Be wary of advice such as always file first, always get a restraining order – or – you always should try to have an amicable divorce. Advice which may make perfect sense in one situation may be a disaster in another. As you are working toward that amicable divorce, your spouse might be quietly hiding assets – or – that restraining order might unnecessarily jeopardize the employment of your spouse. In short, each situation should be analyzed on its own merit. What has been your spouse’s history? Does your spouse usually follow rules? Is your spouse someone who has real violent tendencies – or – Is this a situation where your spouse is temporarily stressed? What is your spouse’s relationship with your children?

What are your goals and objectives? Given the particular circumstances of your individual case, what strategy makes sense for you? Discuss your options in detail with your divorce attorney.

Usually divorce clients are seeking advice regarding what they should do in a divorce. But there are ten things you should NOT do.

1. Do not sign anything just because your spouse says you should. Always have any documents reviewed by your legal counsel.

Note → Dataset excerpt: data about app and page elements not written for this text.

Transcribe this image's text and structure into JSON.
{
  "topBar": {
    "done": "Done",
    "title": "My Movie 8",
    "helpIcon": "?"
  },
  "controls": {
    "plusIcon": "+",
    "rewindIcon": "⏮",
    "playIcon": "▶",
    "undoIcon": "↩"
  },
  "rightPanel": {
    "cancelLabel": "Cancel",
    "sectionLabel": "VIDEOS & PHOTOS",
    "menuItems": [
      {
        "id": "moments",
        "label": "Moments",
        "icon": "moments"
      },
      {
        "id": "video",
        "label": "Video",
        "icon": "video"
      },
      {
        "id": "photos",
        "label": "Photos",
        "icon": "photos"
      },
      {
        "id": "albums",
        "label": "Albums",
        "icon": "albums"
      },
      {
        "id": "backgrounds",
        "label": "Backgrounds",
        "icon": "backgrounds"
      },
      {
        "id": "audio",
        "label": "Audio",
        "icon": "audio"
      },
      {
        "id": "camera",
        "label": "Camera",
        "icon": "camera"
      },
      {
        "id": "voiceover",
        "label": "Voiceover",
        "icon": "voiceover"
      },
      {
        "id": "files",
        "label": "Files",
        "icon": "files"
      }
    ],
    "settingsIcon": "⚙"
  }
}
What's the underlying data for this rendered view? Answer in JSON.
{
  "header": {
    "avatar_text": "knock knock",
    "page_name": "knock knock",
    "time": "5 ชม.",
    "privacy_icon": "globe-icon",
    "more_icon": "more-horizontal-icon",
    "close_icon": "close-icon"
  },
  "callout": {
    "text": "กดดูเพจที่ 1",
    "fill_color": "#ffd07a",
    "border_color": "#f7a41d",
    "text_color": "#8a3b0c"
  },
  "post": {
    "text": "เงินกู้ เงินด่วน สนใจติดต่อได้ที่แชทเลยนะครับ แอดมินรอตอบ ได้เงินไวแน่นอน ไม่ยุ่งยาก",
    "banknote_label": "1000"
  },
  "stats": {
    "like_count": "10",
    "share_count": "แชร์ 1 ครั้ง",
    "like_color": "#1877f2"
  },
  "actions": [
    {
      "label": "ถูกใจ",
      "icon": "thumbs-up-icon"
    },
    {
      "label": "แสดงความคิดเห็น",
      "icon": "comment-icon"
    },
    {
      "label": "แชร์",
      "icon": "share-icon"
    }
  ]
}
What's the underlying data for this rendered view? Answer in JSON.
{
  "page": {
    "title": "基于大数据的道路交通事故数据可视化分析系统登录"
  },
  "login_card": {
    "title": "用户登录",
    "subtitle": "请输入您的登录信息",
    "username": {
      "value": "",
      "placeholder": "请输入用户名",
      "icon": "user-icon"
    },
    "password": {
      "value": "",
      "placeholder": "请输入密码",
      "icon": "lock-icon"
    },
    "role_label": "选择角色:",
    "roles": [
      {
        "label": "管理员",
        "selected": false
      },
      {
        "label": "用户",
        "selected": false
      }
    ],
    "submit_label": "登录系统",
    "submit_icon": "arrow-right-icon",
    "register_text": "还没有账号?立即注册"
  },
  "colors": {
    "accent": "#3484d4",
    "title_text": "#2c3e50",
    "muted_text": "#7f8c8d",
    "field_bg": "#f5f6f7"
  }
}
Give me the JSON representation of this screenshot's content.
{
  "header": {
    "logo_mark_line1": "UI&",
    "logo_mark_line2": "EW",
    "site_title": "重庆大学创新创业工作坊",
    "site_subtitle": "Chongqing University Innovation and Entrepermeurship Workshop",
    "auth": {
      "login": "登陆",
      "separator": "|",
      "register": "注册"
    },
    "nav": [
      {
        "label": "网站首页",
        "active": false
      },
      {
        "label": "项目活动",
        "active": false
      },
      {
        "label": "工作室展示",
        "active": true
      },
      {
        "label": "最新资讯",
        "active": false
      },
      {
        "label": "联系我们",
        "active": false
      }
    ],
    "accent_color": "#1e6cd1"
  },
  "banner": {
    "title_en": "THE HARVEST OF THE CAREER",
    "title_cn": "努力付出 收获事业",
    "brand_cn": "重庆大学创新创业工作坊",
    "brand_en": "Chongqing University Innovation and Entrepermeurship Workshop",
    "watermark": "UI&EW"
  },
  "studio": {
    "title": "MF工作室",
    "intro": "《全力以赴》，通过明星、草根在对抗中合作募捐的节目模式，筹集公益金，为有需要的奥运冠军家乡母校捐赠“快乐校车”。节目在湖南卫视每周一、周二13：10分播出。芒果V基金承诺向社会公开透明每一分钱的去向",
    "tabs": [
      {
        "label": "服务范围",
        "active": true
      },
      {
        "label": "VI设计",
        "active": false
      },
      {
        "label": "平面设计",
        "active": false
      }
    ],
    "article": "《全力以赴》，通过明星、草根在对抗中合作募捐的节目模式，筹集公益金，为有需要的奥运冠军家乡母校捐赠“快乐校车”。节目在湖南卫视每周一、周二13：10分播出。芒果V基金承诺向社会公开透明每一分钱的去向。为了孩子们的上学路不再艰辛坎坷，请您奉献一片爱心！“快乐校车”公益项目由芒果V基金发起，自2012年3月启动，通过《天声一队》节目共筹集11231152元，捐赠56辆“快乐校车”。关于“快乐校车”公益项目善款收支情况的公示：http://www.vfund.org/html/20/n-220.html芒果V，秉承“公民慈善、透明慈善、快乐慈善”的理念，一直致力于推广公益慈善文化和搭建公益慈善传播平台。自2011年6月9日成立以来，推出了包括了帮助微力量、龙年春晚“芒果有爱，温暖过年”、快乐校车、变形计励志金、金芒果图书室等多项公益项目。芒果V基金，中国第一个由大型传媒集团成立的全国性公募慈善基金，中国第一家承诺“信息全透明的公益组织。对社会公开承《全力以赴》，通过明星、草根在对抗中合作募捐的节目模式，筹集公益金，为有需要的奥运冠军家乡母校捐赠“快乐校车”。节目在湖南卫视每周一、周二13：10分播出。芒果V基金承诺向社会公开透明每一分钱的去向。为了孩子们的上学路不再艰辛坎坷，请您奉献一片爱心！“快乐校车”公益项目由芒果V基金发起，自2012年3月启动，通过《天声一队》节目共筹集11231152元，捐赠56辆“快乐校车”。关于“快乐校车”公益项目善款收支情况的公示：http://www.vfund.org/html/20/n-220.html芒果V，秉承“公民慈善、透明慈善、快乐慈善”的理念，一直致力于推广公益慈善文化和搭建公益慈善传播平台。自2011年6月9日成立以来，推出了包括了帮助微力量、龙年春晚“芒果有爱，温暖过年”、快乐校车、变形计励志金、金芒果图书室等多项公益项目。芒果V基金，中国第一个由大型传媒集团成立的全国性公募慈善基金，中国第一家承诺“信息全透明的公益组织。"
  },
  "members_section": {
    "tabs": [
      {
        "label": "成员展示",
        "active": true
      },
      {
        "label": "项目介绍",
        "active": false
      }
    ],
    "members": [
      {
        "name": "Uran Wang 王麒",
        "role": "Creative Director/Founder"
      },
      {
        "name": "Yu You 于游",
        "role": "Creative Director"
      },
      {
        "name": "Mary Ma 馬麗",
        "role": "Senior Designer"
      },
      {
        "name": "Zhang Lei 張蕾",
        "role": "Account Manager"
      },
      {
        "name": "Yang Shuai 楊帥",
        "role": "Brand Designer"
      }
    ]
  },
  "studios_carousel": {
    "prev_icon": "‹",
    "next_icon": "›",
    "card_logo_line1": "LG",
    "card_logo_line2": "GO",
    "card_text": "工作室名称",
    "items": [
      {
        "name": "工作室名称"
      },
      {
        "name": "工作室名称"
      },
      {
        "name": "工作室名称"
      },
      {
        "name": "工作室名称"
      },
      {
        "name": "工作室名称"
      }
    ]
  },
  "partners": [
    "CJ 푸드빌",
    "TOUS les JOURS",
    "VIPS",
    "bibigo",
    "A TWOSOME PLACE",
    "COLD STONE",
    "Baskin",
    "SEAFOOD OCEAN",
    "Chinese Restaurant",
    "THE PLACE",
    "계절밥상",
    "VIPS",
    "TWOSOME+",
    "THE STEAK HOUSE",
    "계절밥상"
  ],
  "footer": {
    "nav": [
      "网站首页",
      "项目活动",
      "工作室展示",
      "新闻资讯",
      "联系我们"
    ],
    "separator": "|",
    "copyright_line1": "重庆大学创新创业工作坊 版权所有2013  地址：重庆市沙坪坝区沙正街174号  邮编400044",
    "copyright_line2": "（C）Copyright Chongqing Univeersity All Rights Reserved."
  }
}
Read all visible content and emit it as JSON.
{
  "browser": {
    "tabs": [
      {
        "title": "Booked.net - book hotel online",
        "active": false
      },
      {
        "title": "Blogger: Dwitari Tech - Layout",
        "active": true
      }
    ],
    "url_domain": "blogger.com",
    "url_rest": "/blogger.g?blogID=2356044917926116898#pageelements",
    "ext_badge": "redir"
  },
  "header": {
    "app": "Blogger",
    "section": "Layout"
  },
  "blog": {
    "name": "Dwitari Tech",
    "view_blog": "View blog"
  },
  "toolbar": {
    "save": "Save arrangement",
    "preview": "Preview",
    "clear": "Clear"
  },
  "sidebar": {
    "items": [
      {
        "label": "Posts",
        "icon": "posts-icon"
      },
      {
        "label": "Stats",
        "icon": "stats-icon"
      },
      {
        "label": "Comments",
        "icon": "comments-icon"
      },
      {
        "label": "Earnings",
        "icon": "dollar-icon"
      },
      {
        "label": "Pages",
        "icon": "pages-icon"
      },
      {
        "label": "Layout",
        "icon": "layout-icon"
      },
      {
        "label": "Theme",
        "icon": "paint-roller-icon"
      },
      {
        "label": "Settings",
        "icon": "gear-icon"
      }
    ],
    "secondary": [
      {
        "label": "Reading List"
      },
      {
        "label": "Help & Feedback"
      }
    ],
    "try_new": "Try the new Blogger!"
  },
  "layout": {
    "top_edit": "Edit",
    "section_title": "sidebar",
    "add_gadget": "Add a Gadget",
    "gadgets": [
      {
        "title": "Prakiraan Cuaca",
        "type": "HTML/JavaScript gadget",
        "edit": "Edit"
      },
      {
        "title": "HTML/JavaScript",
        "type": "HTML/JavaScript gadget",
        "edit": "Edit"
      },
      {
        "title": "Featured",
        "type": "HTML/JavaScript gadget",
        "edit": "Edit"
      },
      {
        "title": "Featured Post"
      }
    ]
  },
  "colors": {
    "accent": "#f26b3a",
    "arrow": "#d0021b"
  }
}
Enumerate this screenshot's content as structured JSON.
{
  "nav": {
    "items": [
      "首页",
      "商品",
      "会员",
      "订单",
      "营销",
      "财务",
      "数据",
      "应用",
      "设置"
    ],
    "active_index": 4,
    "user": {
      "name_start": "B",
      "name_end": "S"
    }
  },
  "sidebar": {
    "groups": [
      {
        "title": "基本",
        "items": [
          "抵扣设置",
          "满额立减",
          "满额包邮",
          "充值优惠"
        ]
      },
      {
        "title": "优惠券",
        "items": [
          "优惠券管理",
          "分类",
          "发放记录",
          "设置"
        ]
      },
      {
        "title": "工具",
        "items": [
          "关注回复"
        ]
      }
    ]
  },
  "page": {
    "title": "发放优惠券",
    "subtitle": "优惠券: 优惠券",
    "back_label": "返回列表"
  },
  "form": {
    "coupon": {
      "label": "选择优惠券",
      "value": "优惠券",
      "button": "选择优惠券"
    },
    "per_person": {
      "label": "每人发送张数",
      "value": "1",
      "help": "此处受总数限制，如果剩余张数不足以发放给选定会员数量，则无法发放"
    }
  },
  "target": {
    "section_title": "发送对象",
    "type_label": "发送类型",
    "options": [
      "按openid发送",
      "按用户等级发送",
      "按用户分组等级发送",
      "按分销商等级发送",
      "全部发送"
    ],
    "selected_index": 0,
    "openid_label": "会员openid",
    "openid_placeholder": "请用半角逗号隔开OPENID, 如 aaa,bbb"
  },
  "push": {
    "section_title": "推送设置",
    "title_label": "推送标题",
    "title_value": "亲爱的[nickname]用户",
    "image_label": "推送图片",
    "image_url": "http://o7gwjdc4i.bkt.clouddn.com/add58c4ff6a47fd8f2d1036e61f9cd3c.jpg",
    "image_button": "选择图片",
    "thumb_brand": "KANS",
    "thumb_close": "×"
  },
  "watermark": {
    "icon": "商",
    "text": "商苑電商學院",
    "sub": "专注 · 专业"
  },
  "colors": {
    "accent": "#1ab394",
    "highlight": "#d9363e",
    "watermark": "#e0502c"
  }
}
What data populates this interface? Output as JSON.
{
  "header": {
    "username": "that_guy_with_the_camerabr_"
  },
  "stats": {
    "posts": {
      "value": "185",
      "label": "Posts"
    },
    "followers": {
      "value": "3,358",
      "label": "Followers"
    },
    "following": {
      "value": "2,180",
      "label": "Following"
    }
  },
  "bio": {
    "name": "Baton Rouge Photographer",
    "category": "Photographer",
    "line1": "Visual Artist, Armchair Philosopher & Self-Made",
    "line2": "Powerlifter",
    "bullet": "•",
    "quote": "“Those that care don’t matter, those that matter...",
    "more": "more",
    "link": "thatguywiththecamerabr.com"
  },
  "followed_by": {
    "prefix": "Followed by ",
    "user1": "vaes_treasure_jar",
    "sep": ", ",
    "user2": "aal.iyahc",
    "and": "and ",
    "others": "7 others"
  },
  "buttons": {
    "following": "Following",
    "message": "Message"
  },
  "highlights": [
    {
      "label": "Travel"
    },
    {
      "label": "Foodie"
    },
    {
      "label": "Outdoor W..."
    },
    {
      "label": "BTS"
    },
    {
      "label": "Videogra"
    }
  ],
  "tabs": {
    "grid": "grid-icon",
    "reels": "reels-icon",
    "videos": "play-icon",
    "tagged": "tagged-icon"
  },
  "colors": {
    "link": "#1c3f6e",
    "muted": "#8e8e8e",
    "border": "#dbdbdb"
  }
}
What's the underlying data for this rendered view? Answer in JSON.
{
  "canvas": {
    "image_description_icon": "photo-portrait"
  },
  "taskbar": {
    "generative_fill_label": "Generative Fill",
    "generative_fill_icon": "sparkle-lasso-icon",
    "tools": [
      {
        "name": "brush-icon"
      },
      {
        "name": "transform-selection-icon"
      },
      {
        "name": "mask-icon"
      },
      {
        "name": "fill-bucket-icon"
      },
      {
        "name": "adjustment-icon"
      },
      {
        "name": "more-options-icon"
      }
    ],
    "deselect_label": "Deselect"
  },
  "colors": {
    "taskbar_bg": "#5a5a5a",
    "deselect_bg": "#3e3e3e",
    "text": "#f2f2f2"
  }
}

2. Prior to the divorce, do not panic, do not make any major decisions or take any actions (such as leaving the marital home) without first consulting legal counsel.

3. Do not discuss the divorce with the children; however, you shouldn’t hide the divorce from your children, either. They will be sensitive to the situation, and honesty is the best policy with them. Let them know that the divorce is not their fault in any way, and that you and your spouse have your own issues to cope with.

4. Likewise, do not use your kids as “go-betweens” or in any way put them in the middle of the conflict. Do not bad mouth your spouse to your kids.

5. Although you may feel deeply violated and wronged in the marriage, do not threaten your spouse with vindictive claims like “You’ll never see our kids again!” or “I’ll take you for everything you’re worth!” Instead, take the high road and let your attorney and the court work to resolve all issues.

6. Do not agree to capitulate and surrender everything just because you want to get out of the marriage as quickly as possible, or because you still love your spouse and you think that by giving in, he or she will not go through with the divorce.

7. No matter how well-intended or similar to your situation a friend’s experience may be, do not take your friend’s advice as legal counsel. Only a qualified attorney is in a position and has the wide experience needed to give the best legal advice.

8. Do not procrastinate: the temptation to remain in the situation you know, however unpleasant, can keep you from getting out from under a dysfunctional marriage. Remember that staying put is much easier than making a major life change, but that that change may be what is best for you in the long haul.]

9. Do not overlook the small things, however insignificant they may seem, may be important later: make duplicates of the family album, videos of the kids playing, or other small, personal items, so that neither of you feels cheated. Buy duplicate CDs or other items that are deeply sentimental for both of you.

10. Do not complain to your family and friends about your insufferable marriage or how horrid your spouse is.

The information contained in this blog is for educational purposes only and is not legal advice. The use of this Blog does not create an attorney/client relationship between you and the Law Offices of Barry R. Lewis. If you are considering divorce or if you are involved in any legal matter, you should hire an attorney.

Massachusetts Divorce and Family Law
Attorney Barry R. Lewis — Divorce Law Specialist
Locations Throughout Eastern & Central Massachusetts :: 508-879-3262